Intervener funding was provided in case of Inuvik-Tuk highway project, NEB says it has not made decision
The Inuvialuit Game Council says it fears the people most affected by oil and gas exploration in the Beaufort Sea will be silenced because no participatory funding is available for hunters and other experts to participate in upcoming reviews.
"Yes, it is very important to us," says Frank Pokiak, chair of the Inuvialuit Game Council. "We are the people that live up here and we would have a chance to bring our point of views out."
The Environmental Impact Review Board, the Inuvialuit land claim organization in charge of conducting two environmental reviews into Imperial Oil's plans to drill in the Beaufort Sea, says it hasn't received any participant funding from the federal government.
Interveners in the board's last review into the Inuvik-Tuktoyaktuk Highway received funding.
The National Energy Board is also conducting a separate technical review into whether Imperial Oil's alternative for a same season relief well meets or exceeds its guidelines for capping a blowout in the same drilling season.
Those hearings are expected to be held in Inuvik in late 2015 or early 2016, but in a statement, the board says that it has not made a decision on whether it will be providing any funding.
Environmental groups like Mining Watch say this is another example of how the Harper government has weakened the environmental screening process.
"Offshore exploratory drilling is no longer covered under the Canadian Environmental Assessment Act," says Jamie Kneen, a spokesperson with Mining Watch.
Environmentalists, like Kneen, say the Harper government changed the act so less groups received participatory funding in the hopes that fewer groups attended reviews.
This, Kneen says, was done in the hopes that environmental reviews would be completed faster, but he says the reverse is true. According to Kneen, major resource development projects are approved quicker when government and industry consult as many groups as possible.
"In the absence of that, you start running into all kinds of problems," he says, "from petitions to actual road blocks; where people say: 'we don't trust you, and we are not going to let it happen.'"

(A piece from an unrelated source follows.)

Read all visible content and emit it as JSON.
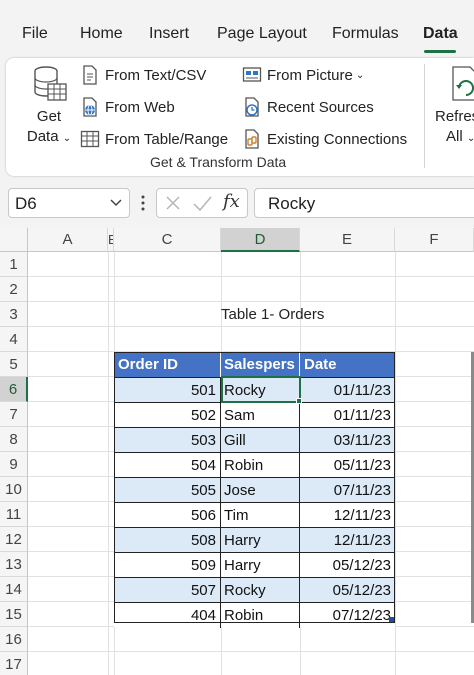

Kneen says the reason many resource projects don't make it past the review stage isn't there are too many environmentalists, but because of the "volatile" economic climate.
"A company may put something forward and say within a few months or a year that that actually isn't going to work; especially in the extractive industries," Kneen says.
Despite the absence of funding, the Inuvialuit Game Council says it will continue to lobby the federal government and write letters.
"We're going to try to get funding," says Pokiak. "Because our people are going to be the most affected if anything ever happens."